“With the conclusion of the state court trial, investigators will examine the evidence and testimony to determine whether further investigation is warranted at the federal level,” FBI spokeswoman Laura Eimiller said in a statement.
The beating of Kelly Thomas was captured by a security camera at a transit parking lot in the city of Fullerton and the broadcast video horrified the nation. Thomas repeatedly says he is sorry and tries to cooperate with the officers’ instructions. They find his actions a tad impudent and resistant. After putting Latex gloves on, one officer leans over, makes a fist next to Thomas’ face and says, “Now see these fists? They’re going to fuck you up.”
And they do. The more physical the officers get, the more he resists. Thomas starts to scream, complains he can’t breathe and begs them to stop.
They do not. He gets tasered repeatedly and beaten with a flashlight, all the while crying out for his dad. The police, who repeatedly remark on the strength of the scrawny 37-year-old man, speculate that he is on drugs. They have him cuffed by the video’s 7-minute mark and he’s quiet two minutes later. At the 10:30 mark, an officer describes smashing Thomas’ “face to hell” with the taser. At the 12-minute mark someone suggests they “see if he’s breathing or not.”

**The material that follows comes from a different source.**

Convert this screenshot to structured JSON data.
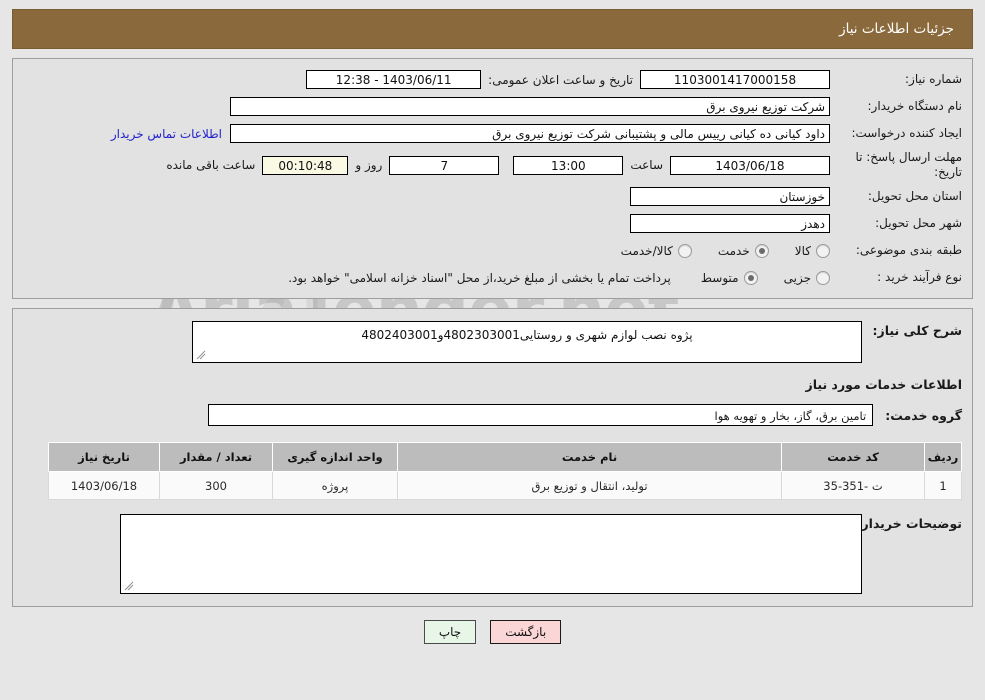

He is, but not for long. The rest of the 19-minute video is the paramedics wrapping him up for transport to the ER. Thomas never regained consciousness and died five days later.
Officer Manuel Ramos was charged with second-degree murder and involuntary manslaughter. Corporal Jay Cicinelli was charged with involuntary manslaughter and excessive force. The jury took a day to acquit them of all charges. A third officer, Joseph Wolfe, was charged separately with manslaughter and excessive force, but the authorities said charges would now be dropped against him.
A trauma surgeon testified at the trial that Thomas died from continuous chest compression that caused breathing problems and the coroner agreed. Aruna Singhania, a pathologist, said Thomas also had seven external lacerations and abrasions on his face, a fractured nose, an upper lip injury and a hemorrhaged eye.
An attorney for Officer Cicinelli argued that Thomas died from an enlarged heart caused by drug use. Singhania disagreed. She noted Thomas had no needle marks on his body and said, “He died with an enlarged heart, he did not die of the enlarged heart.”